I like pushing these limits. We are capable of so much more than we think.

The Olympics came into my life rather unexpectedly, making me the first female runner from Saudi Arabia, to compete in the Games. For most people, it’s what they train for.

For me, the invitation to participate came about a month and a half prior to the opening ceremony. There was mention of this possibility that I would compete a couple months before, but I never expected it to come to fruition. You really never know where your life will take you.

My family in Saudi Arabia and the US were very proud, and equally astounded by this opportunity that came into my life. They were all very supportive – I was overwhelmed with supportive congratulations from so many people. The other Saudi athletes, who we met during the opening ceremony, were also very welcoming and accommodating. 

Running is simple and beautiful. I love seeing where my own two feet can take me, and finding out what I am capable of, both mentally and physically. Running has allowed me to explore the world around me. I am always motivated to see what’s around the next corner or what the view is like from the top of the mountain. Running is uniting and empowering. It connects you to the earth, yourself, and the people around you.

Editor’s note: Sarah also competed in the marathon at the 2016 Olympics.


A former rugby player, Fiachra gets such pleasure out of running that he can no longer imagine life without it [Paulo Nunes dos Santos]

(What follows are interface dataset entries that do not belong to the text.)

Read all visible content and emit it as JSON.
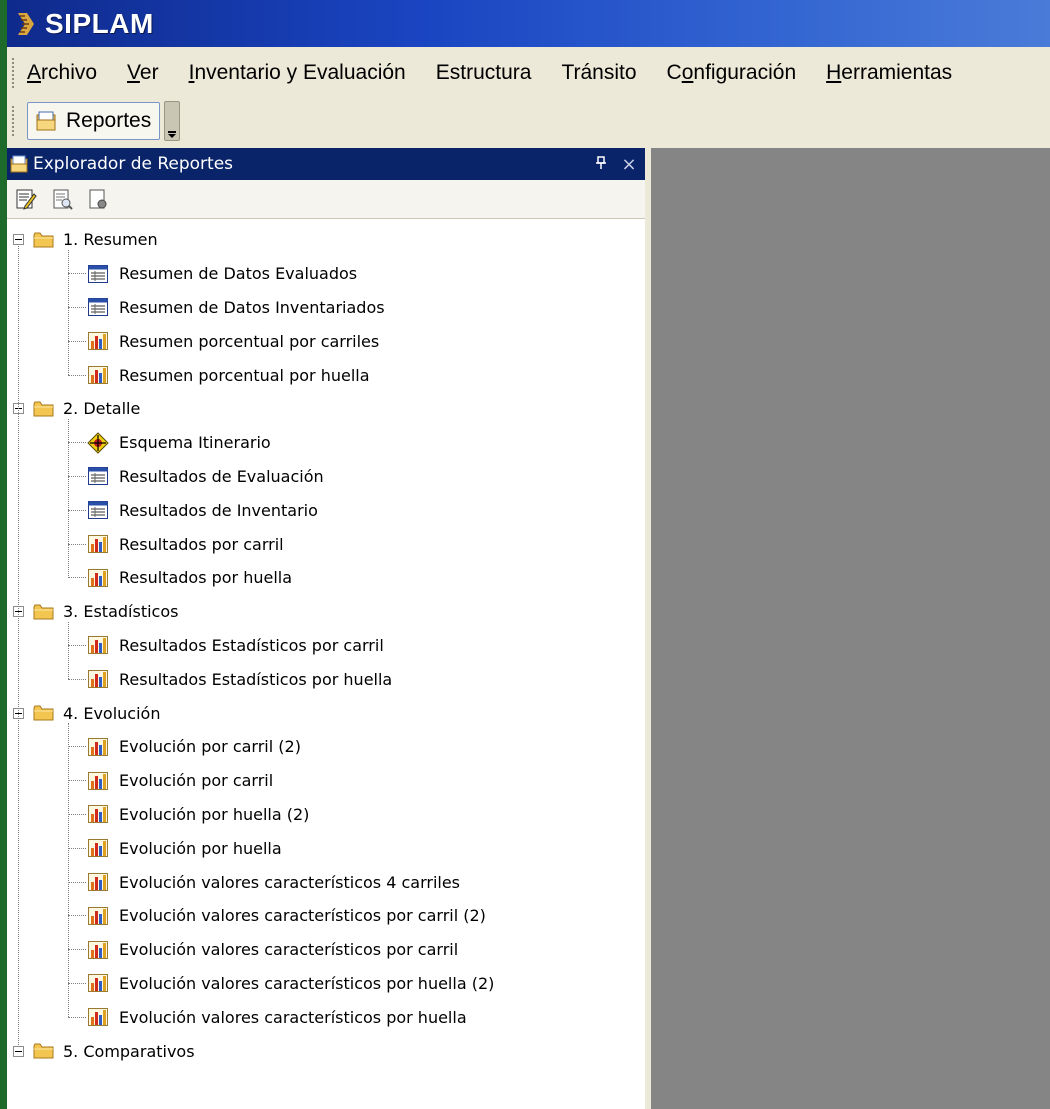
{
  "window": {
    "title": "SIPLAM"
  },
  "menu": [
    {
      "pre": "",
      "u": "A",
      "post": "rchivo"
    },
    {
      "pre": "",
      "u": "V",
      "post": "er"
    },
    {
      "pre": "",
      "u": "I",
      "post": "nventario y Evaluación"
    },
    {
      "pre": "Estructura",
      "u": "",
      "post": ""
    },
    {
      "pre": "Tránsito",
      "u": "",
      "post": ""
    },
    {
      "pre": "C",
      "u": "o",
      "post": "nfiguración"
    },
    {
      "pre": "",
      "u": "H",
      "post": "erramientas"
    }
  ],
  "toolbar": {
    "reportes_label": "Reportes"
  },
  "panel": {
    "title": "Explorador de Reportes",
    "pin_glyph": "ᵩ",
    "close_glyph": "×"
  },
  "tree": [
    {
      "label": "1. Resumen",
      "children": [
        {
          "label": "Resumen de Datos Evaluados",
          "icon": "table-report-icon"
        },
        {
          "label": "Resumen de Datos Inventariados",
          "icon": "table-report-icon"
        },
        {
          "label": "Resumen porcentual por carriles",
          "icon": "chart-report-icon"
        },
        {
          "label": "Resumen porcentual por huella",
          "icon": "chart-report-icon"
        }
      ]
    },
    {
      "label": "2. Detalle",
      "children": [
        {
          "label": "Esquema Itinerario",
          "icon": "diagram-report-icon"
        },
        {
          "label": "Resultados de Evaluación",
          "icon": "table-report-icon"
        },
        {
          "label": "Resultados de Inventario",
          "icon": "table-report-icon"
        },
        {
          "label": "Resultados por carril",
          "icon": "chart-report-icon"
        },
        {
          "label": "Resultados por huella",
          "icon": "chart-report-icon"
        }
      ]
    },
    {
      "label": "3. Estadísticos",
      "children": [
        {
          "label": "Resultados Estadísticos por carril",
          "icon": "chart-report-icon"
        },
        {
          "label": "Resultados Estadísticos por huella",
          "icon": "chart-report-icon"
        }
      ]
    },
    {
      "label": "4. Evolución",
      "children": [
        {
          "label": "Evolución por carril (2)",
          "icon": "chart-report-icon"
        },
        {
          "label": "Evolución por carril",
          "icon": "chart-report-icon"
        },
        {
          "label": "Evolución por huella (2)",
          "icon": "chart-report-icon"
        },
        {
          "label": "Evolución por huella",
          "icon": "chart-report-icon"
        },
        {
          "label": "Evolución valores característicos 4 carriles",
          "icon": "chart-report-icon"
        },
        {
          "label": "Evolución valores característicos por carril (2)",
          "icon": "chart-report-icon"
        },
        {
          "label": "Evolución valores característicos por carril",
          "icon": "chart-report-icon"
        },
        {
          "label": "Evolución valores característicos por huella (2)",
          "icon": "chart-report-icon"
        },
        {
          "label": "Evolución valores característicos por huella",
          "icon": "chart-report-icon"
        }
      ]
    },
    {
      "label": "5. Comparativos",
      "children": []
    }
  ]
}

Name: Fiachra Lennon
Age: 38
Occupation: creative designer
Lives in: Dublin, Ireland

I run … to exercise.

I am a former rugby player from Dublin and started running on a daily basis around a year and a half ago. I now run around three to four hours a week and recently ran my first marathon.

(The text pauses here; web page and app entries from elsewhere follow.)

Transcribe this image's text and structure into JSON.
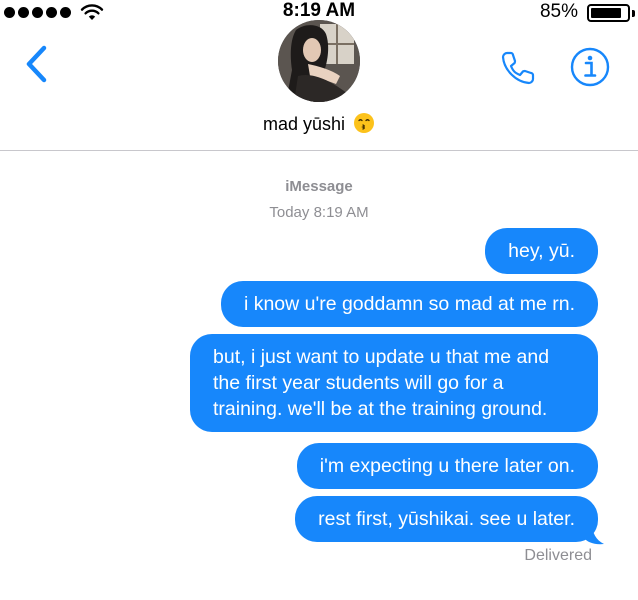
{
  "status_bar": {
    "time": "8:19 AM",
    "battery_percent": "85%",
    "battery_level": 0.85
  },
  "header": {
    "back_icon": "chevron-left-icon",
    "contact_name": "mad yūshi",
    "contact_emoji": "kissing-face-emoji",
    "call_icon": "phone-icon",
    "info_icon": "info-icon"
  },
  "conversation": {
    "service": "iMessage",
    "timestamp": "Today 8:19 AM",
    "messages": [
      {
        "text": "hey, yū."
      },
      {
        "text": "i know u're goddamn so mad at me rn."
      },
      {
        "text": "but, i just want to update u that me and the first year students will go for a training. we'll be at the training ground."
      },
      {
        "text": "i'm expecting u there later on."
      },
      {
        "text": "rest first, yūshikai. see u later."
      }
    ],
    "delivery_status": "Delivered"
  },
  "colors": {
    "accent": "#1787fb",
    "bubble_text": "#ffffff",
    "meta_text": "#8e8e93"
  }
}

After 20 years of [playing] rugby, when I made the decision to stop playing, I felt the need to keep exercising. At the time, running seemed the easiest option. I love that to run, all one needs to do is to put on their running shoes, walk out the door and go. Running gives me such a pleasure. I feel incredible after a practice. I can no longer imagine life without a few laps around the park every other day.

I often run around the campus of the University College of Dublin in the mornings before my working day starts. I also run in Phoenix Park, one of the largest city parks in Europe. It’s here that I practised for my biggest challenge so far as a runner, to participate and complete the Dublin Marathon last October.

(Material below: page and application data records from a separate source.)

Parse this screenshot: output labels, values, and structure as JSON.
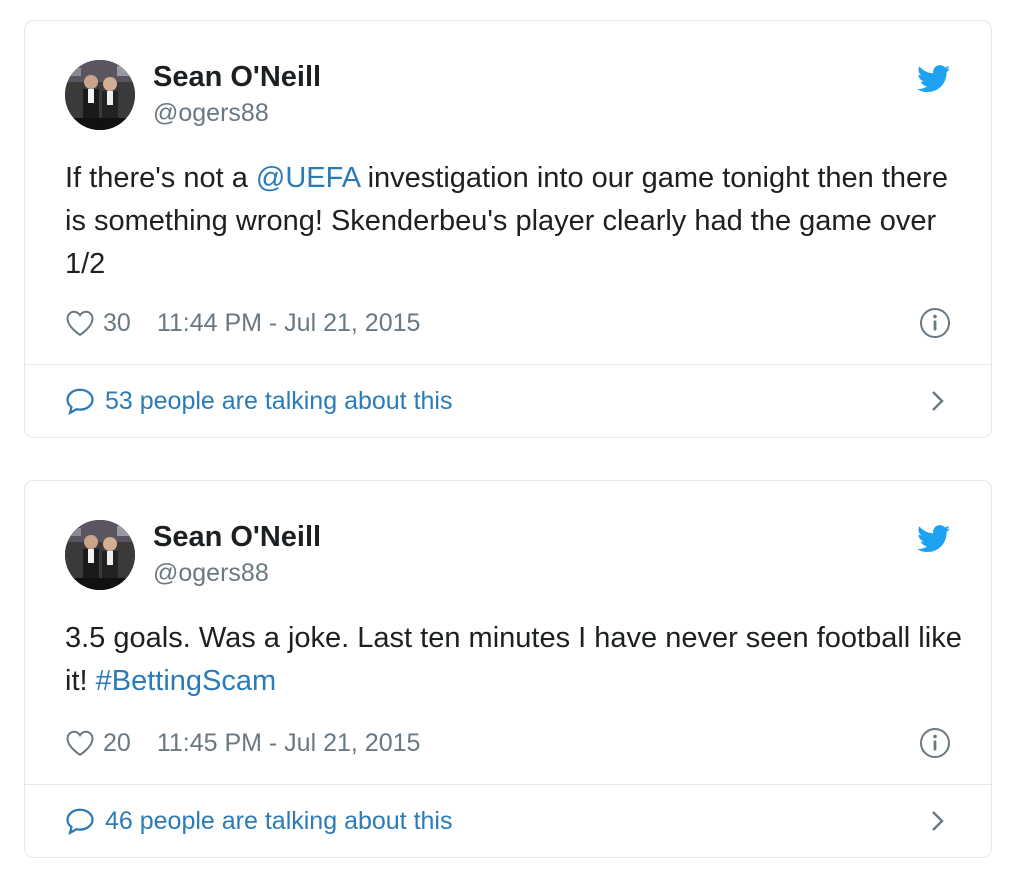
{
  "tweets": [
    {
      "author_name": "Sean O'Neill",
      "author_handle": "@ogers88",
      "text_pre": "If there's not a ",
      "text_mention": "@UEFA",
      "text_post": " investigation into our game tonight then there is something wrong! Skenderbeu's player clearly had the game over 1/2",
      "likes": "30",
      "timestamp": "11:44 PM - Jul 21, 2015",
      "talking": "53 people are talking about this"
    },
    {
      "author_name": "Sean O'Neill",
      "author_handle": "@ogers88",
      "text_pre": "3.5 goals. Was a joke. Last ten minutes I have never seen football like it! ",
      "text_hashtag": "#BettingScam",
      "likes": "20",
      "timestamp": "11:45 PM - Jul 21, 2015",
      "talking": "46 people are talking about this"
    }
  ],
  "icons": {
    "brand": "twitter-bird-icon",
    "like": "heart-icon",
    "info": "info-icon",
    "reply": "speech-bubble-icon",
    "more": "chevron-right-icon"
  },
  "colors": {
    "brand": "#1da1f2",
    "link": "#2b7bb9",
    "muted": "#697882",
    "text": "#1c2022",
    "border": "#e1e8ed"
  }
}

The marathon was a big personal achievement. With that done now, my next goal is to be able to run 5km under the 20-minute mark.

The biggest expense I ever had with running was to invest $110 in a pair of running shoes which I used in the marathon. There are no excuses not to run. Everyone has a pair of old shorts, T-shirt and trainers somewhere at home.


The evening run is relaxing, running along the quiet and long stretch of coffee plantations near where I reside is an experience that is out of this world [Alex Kamweru]

Name: Mukami Gitonga
Age: 32
Occupation: works in finance
Lives in: Nairobi, Kenya

I run … to shed weight, a lot of weight gained after my daughter’s birth.

I have been running since I was 10. I run for an hour each day, mostly evenings after work, approximately 7-8 hrs each week.

My biggest financial expense is the running kit, especially getting the right running shoes which wear out too fast. I participated in the Standard Chartered marathon in Nairobi which is 21km – that remains my most challenging race.

I find the evening run relaxing – running along the quiet and long stretch of coffee plantations near where I reside is an experience that is out of this world.

I run for fun and to keep fit. At the moment I’m running for one main purpose, which is to shed weight, a lot of weight gained after my daughter’s birth. With consistent running, I know I’ll get my sporty body back. 

Editor’s note: This article was first published in 2013.